Your guests will look to your wedding invitation to decode the style and level of formality you are hoping to achieve for your big day. This week, Ivy Ellen wedding invitation specialists guest post with tips on making your invitations communicate your wedding-day style.
When it comes to designing your wedding, it’s best compared to solving a puzzle. Every single aspect needs to be in the right spot so that the final picture is complete. As there’s so much to do, one of the items that often gets rushed is the invitations, although it’s definitely one of the most important aspects.
Although both the bride and groom may have a good idea on the specific style they want to have, it can be tough to bring all of the elements together into something that’s cohesive. The style of wedding you have will drastically change the style and look of your invitation drastically, with a formal black and white wedding requiring a completely different invitation tone than that of a casual seaside wedding.
One of the earliest ways you set the style of your wedding for your guests is through your invitation, usually sending it out just after you have chosen where the ceremony is, where the reception is and when it’s going to be. You can use your wedding invitation to work as a benchmark that will help coordinate what you wear, what the bridesmaids and the groomsmen wear, as well as the day’s decorations.
Pay attention to the following tips so that you can ensure your wedding invitation sets the correct tone and style that everybody will understand.
When it comes to the wording of your wedding invitation, traditionally it would sound like this: “Mr James Smith and Miss Kara Reynolds request the honour of your presence at their marriage”.
Something more casual, but still with a serious tone, would be something like this: “Please join James Smith and Kara Reynolds as they celebrate the beginning of their lives together”.
If your wedding is going to be completely casual then you don’t have to worry as much about what you say in the invitation. Simply stay away from the previous formal writing and ensure that it’s light hearted and fun.
Using the formal examples that we’ve stated above, you would use full names and titles (eg, Mr and Mrs So-and-so) all the way through the wedding invitation. On the other hand, a casual invitation allows the bride and groom to choose if they want to use titles or not. No matter what you go for, make sure you are consistent all the way through so as not to cause confusion.

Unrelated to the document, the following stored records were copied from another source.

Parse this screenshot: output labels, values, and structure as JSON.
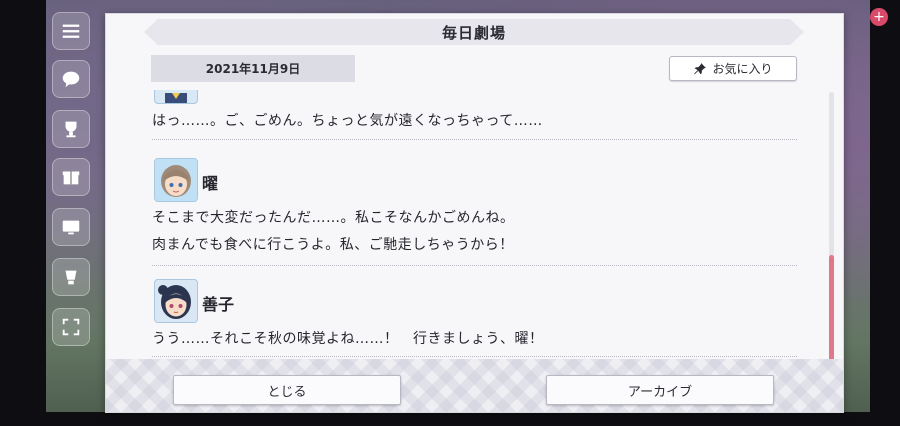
{
  "dialog": {
    "title": "毎日劇場",
    "date": "2021年11月9日",
    "favorite_label": "お気に入り",
    "close_label": "とじる",
    "archive_label": "アーカイブ"
  },
  "entries": [
    {
      "speaker": "",
      "lines": [
        "はっ……。ご、ごめん。ちょっと気が遠くなっちゃって……"
      ]
    },
    {
      "speaker": "曜",
      "lines": [
        "そこまで大変だったんだ……。私こそなんかごめんね。",
        "肉まんでも食べに行こうよ。私、ご馳走しちゃうから！"
      ]
    },
    {
      "speaker": "善子",
      "lines": [
        "うう……それこそ秋の味覚よね……！　行きましょう、曜！"
      ]
    }
  ],
  "icons": {
    "favorite": "pin-icon",
    "menu": "menu-icon",
    "chat": "chat-icon",
    "trophy": "trophy-icon",
    "gift": "gift-icon",
    "screen": "screen-icon",
    "cup": "cup-icon",
    "expand": "expand-icon"
  },
  "colors": {
    "scroll_thumb": "#e07889",
    "accent_plus": "#d94a6a"
  }
}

An often under-estimated aspect of a wedding invitation is the time. The later a wedding, the more formal it usually is, and the timing you write on your invitation will communicate a certain level of formality to your guests. Genuinely white or black-tie events occur at night, generally any time after 6pm. If your wedding was to be at 11am, it says to your guests that the day is going to be more casual and relaxed.

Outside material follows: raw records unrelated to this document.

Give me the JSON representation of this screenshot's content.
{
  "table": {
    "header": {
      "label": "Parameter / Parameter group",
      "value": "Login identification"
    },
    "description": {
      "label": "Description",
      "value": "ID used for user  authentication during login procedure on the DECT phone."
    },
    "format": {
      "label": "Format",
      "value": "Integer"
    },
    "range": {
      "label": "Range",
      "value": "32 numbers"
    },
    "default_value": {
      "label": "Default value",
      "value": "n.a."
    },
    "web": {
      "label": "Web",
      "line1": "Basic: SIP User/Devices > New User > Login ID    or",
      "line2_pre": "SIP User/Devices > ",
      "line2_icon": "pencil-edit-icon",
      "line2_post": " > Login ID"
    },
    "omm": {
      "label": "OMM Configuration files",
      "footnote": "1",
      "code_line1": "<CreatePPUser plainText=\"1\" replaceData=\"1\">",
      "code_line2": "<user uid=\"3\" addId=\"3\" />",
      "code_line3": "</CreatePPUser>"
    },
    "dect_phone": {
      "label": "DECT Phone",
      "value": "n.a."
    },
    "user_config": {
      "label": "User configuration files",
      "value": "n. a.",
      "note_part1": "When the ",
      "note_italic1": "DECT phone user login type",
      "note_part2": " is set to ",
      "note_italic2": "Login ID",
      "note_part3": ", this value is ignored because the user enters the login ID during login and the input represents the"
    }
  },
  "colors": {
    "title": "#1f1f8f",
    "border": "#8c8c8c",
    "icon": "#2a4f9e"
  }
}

This means that if you want a wedding with guests wearing beautiful long gowns and smart tuxedos, make sure that the event isn’t earlier than 6pm.
It’s easy to realise that certain locations are always going to be more casual than others, and communicate more of a casual atmosphere when written in your invitations. Try to imagine guests that are wearing black ties stood on a beach or even in a woodland location. More traditional locations such as synagogues, churches or any other place of worship often imply a higher level of respect and formality.
When it comes to the type of smart clothes guests wear at a place of worship, both the style and look of your invite can dictate what people wear.
For certain locations there isn’t a definitive style that’s easy to see, including historical houses or a loft spaces. If you want to get married in a location like this you to need to ensure you convey the style in other ways through your wedding invitation, like the specific wording as well as the time the wedding is going to take place.
Style and colour
A formal wedding invitation is normally more traditional, and would follow a stylised/monochromatic design. This design is more often than not done on ecru or white paper with black engraved writing done in an impressive font. If you want a wedding with black or white tie, this type of invitation is completely foolproof.
If you’re planning more of a casual wedding, you have a lot more freedom to work with – including the colour, the sheen the paper has, and casual text styles. Don’t be afraid to think outside the box. Make it as unique and exciting as possible, and you’ll be sure that people will start to be as excited as you are.
Another thing you need to consider when it comes to the style and colour of an invite is the envelope. A formal wedding invitation will simply have a plain white envelope, in some cases with a slight silver design to catch people’s eye. A casual invitation can have colours that match whatever design the couple have, so that it coordinates.
Traditional invitations normally have engraved script. Even in modern times this is a normal occurrence as it’s both formal and of the highest quality, always catching the eye. However, engraving is fairly expensive, so when on a budget there are other options you can take advantage of.
Thermography is a popular choice, which is much more affordable. It allows you to choose a variety of different colours and text styles that can match whatever your design is, no matter how casual or formal. Another popular casual choice is flat printing, and that gives you almost infinite text and colour choices.
Your wedding invitation and your special day
Your wedding is one of the most important days in your life. It’s when your friends and family can see you and your other half become partners. Every aspect of your wedding needs the right amount of time spent on it, even when it comes to your wedding invitation. It’s important for people to get an understanding of what your wedding style is going to be so that people can be dressed appropriately. Every wedding can be different, so ensure you have an amazing day like nothing else you or anyone else has experience.
This blog was written by Jennifer Smith on behalf of Ivy Ellen, the premium wedding invitation specialists.
(All images provided by author.)